What follows is a set of records, each of which is to be written out exactly.

# Exercise input
┄┄┄┄┄┄┄┄┄┄┄┄┄┄┄┄┄┄┄┄

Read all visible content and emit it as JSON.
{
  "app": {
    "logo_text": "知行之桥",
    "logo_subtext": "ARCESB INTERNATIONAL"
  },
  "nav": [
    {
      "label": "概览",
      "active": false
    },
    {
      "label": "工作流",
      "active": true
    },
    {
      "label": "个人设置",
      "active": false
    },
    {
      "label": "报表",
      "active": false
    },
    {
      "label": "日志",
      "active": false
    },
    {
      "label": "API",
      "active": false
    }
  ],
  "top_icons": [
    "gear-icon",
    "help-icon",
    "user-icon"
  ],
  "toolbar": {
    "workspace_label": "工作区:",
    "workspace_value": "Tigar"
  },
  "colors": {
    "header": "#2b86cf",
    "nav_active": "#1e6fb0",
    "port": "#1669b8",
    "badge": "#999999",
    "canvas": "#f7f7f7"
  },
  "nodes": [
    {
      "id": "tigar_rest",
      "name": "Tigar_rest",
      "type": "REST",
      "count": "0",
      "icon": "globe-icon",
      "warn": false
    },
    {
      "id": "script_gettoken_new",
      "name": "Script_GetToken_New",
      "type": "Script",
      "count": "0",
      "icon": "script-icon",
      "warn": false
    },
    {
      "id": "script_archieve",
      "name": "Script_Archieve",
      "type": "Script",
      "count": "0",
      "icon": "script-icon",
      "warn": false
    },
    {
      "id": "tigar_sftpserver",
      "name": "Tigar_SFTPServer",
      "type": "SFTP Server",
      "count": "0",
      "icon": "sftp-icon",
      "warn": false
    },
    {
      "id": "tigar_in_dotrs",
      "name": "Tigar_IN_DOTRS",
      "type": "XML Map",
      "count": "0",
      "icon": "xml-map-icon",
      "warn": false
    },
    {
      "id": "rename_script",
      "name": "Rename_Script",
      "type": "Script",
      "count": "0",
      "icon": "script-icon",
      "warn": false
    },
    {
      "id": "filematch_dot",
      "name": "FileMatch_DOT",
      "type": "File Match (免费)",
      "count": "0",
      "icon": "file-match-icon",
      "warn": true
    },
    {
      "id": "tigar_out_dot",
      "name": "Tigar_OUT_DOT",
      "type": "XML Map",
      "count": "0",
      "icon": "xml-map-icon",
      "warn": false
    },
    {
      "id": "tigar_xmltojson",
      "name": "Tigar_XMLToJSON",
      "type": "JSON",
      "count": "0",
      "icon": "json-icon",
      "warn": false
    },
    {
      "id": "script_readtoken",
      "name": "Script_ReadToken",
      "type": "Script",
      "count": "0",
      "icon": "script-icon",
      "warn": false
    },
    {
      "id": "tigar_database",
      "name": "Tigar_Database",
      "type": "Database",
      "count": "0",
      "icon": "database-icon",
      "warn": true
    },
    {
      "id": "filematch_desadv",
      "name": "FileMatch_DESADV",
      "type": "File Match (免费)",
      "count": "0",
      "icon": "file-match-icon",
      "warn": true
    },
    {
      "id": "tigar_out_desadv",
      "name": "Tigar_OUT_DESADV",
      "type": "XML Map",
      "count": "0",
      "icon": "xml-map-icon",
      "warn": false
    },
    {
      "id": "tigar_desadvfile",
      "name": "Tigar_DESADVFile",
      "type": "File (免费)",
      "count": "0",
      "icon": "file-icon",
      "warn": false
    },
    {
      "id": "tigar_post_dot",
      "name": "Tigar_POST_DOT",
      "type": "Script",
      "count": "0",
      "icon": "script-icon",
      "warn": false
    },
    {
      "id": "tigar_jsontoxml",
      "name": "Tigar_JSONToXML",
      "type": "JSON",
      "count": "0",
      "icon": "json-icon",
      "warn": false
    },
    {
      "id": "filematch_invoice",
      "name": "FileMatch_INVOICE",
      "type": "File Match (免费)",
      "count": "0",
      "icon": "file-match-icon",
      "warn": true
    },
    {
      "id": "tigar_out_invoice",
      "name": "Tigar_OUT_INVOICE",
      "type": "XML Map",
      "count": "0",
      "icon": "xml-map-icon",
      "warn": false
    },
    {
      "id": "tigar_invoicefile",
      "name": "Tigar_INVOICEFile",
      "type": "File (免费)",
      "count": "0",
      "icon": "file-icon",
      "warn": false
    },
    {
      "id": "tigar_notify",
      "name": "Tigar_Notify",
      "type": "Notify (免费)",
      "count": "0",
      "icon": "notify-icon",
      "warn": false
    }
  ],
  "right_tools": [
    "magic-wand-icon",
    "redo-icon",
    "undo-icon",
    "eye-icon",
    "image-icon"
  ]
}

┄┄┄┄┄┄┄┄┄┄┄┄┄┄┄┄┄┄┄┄

# Solution
Read all visible content and emit it as JSON.
{
  "app": {
    "logo_text": "知行之桥",
    "logo_subtext": "ARCESB INTERNATIONAL"
  },
  "nav": [
    {
      "label": "概览",
      "active": false
    },
    {
      "label": "工作流",
      "active": true
    },
    {
      "label": "个人设置",
      "active": false
    },
    {
      "label": "报表",
      "active": false
    },
    {
      "label": "日志",
      "active": false
    },
    {
      "label": "API",
      "active": false
    }
  ],
  "top_icons": [
    "gear-icon",
    "help-icon",
    "user-icon"
  ],
  "toolbar": {
    "workspace_label": "工作区:",
    "workspace_value": "Tigar"
  },
  "colors": {
    "header": "#2b86cf",
    "nav_active": "#1e6fb0",
    "port": "#1669b8",
    "badge": "#999999",
    "canvas": "#f7f7f7"
  },
  "nodes": [
    {
      "id": "tigar_rest",
      "name": "Tigar_rest",
      "type": "REST",
      "count": "0",
      "icon": "globe-icon",
      "warn": false
    },
    {
      "id": "script_gettoken_new",
      "name": "Script_GetToken_New",
      "type": "Script",
      "count": "0",
      "icon": "script-icon",
      "warn": false
    },
    {
      "id": "script_archieve",
      "name": "Script_Archieve",
      "type": "Script",
      "count": "0",
      "icon": "script-icon",
      "warn": false
    },
    {
      "id": "tigar_sftpserver",
      "name": "Tigar_SFTPServer",
      "type": "SFTP Server",
      "count": "0",
      "icon": "sftp-icon",
      "warn": false
    },
    {
      "id": "tigar_in_dotrs",
      "name": "Tigar_IN_DOTRS",
      "type": "XML Map",
      "count": "0",
      "icon": "xml-map-icon",
      "warn": false
    },
    {
      "id": "rename_script",
      "name": "Rename_Script",
      "type": "Script",
      "count": "0",
      "icon": "script-icon",
      "warn": false
    },
    {
      "id": "filematch_dot",
      "name": "FileMatch_DOT",
      "type": "File Match (免费)",
      "count": "0",
      "icon": "file-match-icon",
      "warn": true
    },
    {
      "id": "tigar_out_dot",
      "name": "Tigar_OUT_DOT",
      "type": "XML Map",
      "count": "0",
      "icon": "xml-map-icon",
      "warn": false
    },
    {
      "id": "tigar_xmltojson",
      "name": "Tigar_XMLToJSON",
      "type": "JSON",
      "count": "0",
      "icon": "json-icon",
      "warn": false
    },
    {
      "id": "script_readtoken",
      "name": "Script_ReadToken",
      "type": "Script",
      "count": "0",
      "icon": "script-icon",
      "warn": false
    },
    {
      "id": "tigar_database",
      "name": "Tigar_Database",
      "type": "Database",
      "count": "0",
      "icon": "database-icon",
      "warn": true
    },
    {
      "id": "filematch_desadv",
      "name": "FileMatch_DESADV",
      "type": "File Match (免费)",
      "count": "0",
      "icon": "file-match-icon",
      "warn": true
    },
    {
      "id": "tigar_out_desadv",
      "name": "Tigar_OUT_DESADV",
      "type": "XML Map",
      "count": "0",
      "icon": "xml-map-icon",
      "warn": false
    },
    {
      "id": "tigar_desadvfile",
      "name": "Tigar_DESADVFile",
      "type": "File (免费)",
      "count": "0",
      "icon": "file-icon",
      "warn": false
    },
    {
      "id": "tigar_post_dot",
      "name": "Tigar_POST_DOT",
      "type": "Script",
      "count": "0",
      "icon": "script-icon",
      "warn": false
    },
    {
      "id": "tigar_jsontoxml",
      "name": "Tigar_JSONToXML",
      "type": "JSON",
      "count": "0",
      "icon": "json-icon",
      "warn": false
    },
    {
      "id": "filematch_invoice",
      "name": "FileMatch_INVOICE",
      "type": "File Match (免费)",
      "count": "0",
      "icon": "file-match-icon",
      "warn": true
    },
    {
      "id": "tigar_out_invoice",
      "name": "Tigar_OUT_INVOICE",
      "type": "XML Map",
      "count": "0",
      "icon": "xml-map-icon",
      "warn": false
    },
    {
      "id": "tigar_invoicefile",
      "name": "Tigar_INVOICEFile",
      "type": "File (免费)",
      "count": "0",
      "icon": "file-icon",
      "warn": false
    },
    {
      "id": "tigar_notify",
      "name": "Tigar_Notify",
      "type": "Notify (免费)",
      "count": "0",
      "icon": "notify-icon",
      "warn": false
    }
  ],
  "right_tools": [
    "magic-wand-icon",
    "redo-icon",
    "undo-icon",
    "eye-icon",
    "image-icon"
  ]
}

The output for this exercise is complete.